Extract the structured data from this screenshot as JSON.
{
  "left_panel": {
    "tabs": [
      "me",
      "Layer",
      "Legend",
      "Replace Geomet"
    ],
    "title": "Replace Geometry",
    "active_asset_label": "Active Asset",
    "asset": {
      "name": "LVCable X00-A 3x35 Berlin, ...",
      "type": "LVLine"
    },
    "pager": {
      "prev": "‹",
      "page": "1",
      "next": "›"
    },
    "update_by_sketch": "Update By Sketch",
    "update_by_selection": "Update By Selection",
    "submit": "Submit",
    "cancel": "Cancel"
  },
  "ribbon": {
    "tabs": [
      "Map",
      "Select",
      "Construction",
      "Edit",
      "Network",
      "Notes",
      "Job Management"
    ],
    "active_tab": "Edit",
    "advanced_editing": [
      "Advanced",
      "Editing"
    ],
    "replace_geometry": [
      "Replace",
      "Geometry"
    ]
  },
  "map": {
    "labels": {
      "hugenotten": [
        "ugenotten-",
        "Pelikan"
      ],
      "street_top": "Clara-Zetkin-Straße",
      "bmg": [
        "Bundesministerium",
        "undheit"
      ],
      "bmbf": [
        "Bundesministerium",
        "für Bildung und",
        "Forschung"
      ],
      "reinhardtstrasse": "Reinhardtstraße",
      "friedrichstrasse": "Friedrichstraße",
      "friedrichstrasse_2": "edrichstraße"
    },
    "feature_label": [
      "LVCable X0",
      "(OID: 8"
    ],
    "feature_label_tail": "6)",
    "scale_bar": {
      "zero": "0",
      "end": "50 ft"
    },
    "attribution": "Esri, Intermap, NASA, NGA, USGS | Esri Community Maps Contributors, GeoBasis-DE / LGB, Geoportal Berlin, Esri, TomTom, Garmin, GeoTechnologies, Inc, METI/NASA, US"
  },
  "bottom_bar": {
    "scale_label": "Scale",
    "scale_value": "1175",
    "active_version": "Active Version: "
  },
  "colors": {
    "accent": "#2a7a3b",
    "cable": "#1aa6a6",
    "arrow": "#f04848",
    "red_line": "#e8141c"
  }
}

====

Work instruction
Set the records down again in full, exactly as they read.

Solution for this exercise
Extract the structured data from this screenshot as JSON.
{
  "left_panel": {
    "tabs": [
      "me",
      "Layer",
      "Legend",
      "Replace Geomet"
    ],
    "title": "Replace Geometry",
    "active_asset_label": "Active Asset",
    "asset": {
      "name": "LVCable X00-A 3x35 Berlin, ...",
      "type": "LVLine"
    },
    "pager": {
      "prev": "‹",
      "page": "1",
      "next": "›"
    },
    "update_by_sketch": "Update By Sketch",
    "update_by_selection": "Update By Selection",
    "submit": "Submit",
    "cancel": "Cancel"
  },
  "ribbon": {
    "tabs": [
      "Map",
      "Select",
      "Construction",
      "Edit",
      "Network",
      "Notes",
      "Job Management"
    ],
    "active_tab": "Edit",
    "advanced_editing": [
      "Advanced",
      "Editing"
    ],
    "replace_geometry": [
      "Replace",
      "Geometry"
    ]
  },
  "map": {
    "labels": {
      "hugenotten": [
        "ugenotten-",
        "Pelikan"
      ],
      "street_top": "Clara-Zetkin-Straße",
      "bmg": [
        "Bundesministerium",
        "undheit"
      ],
      "bmbf": [
        "Bundesministerium",
        "für Bildung und",
        "Forschung"
      ],
      "reinhardtstrasse": "Reinhardtstraße",
      "friedrichstrasse": "Friedrichstraße",
      "friedrichstrasse_2": "edrichstraße"
    },
    "feature_label": [
      "LVCable X0",
      "(OID: 8"
    ],
    "feature_label_tail": "6)",
    "scale_bar": {
      "zero": "0",
      "end": "50 ft"
    },
    "attribution": "Esri, Intermap, NASA, NGA, USGS | Esri Community Maps Contributors, GeoBasis-DE / LGB, Geoportal Berlin, Esri, TomTom, Garmin, GeoTechnologies, Inc, METI/NASA, US"
  },
  "bottom_bar": {
    "scale_label": "Scale",
    "scale_value": "1175",
    "active_version": "Active Version: "
  },
  "colors": {
    "accent": "#2a7a3b",
    "cable": "#1aa6a6",
    "arrow": "#f04848",
    "red_line": "#e8141c"
  }
}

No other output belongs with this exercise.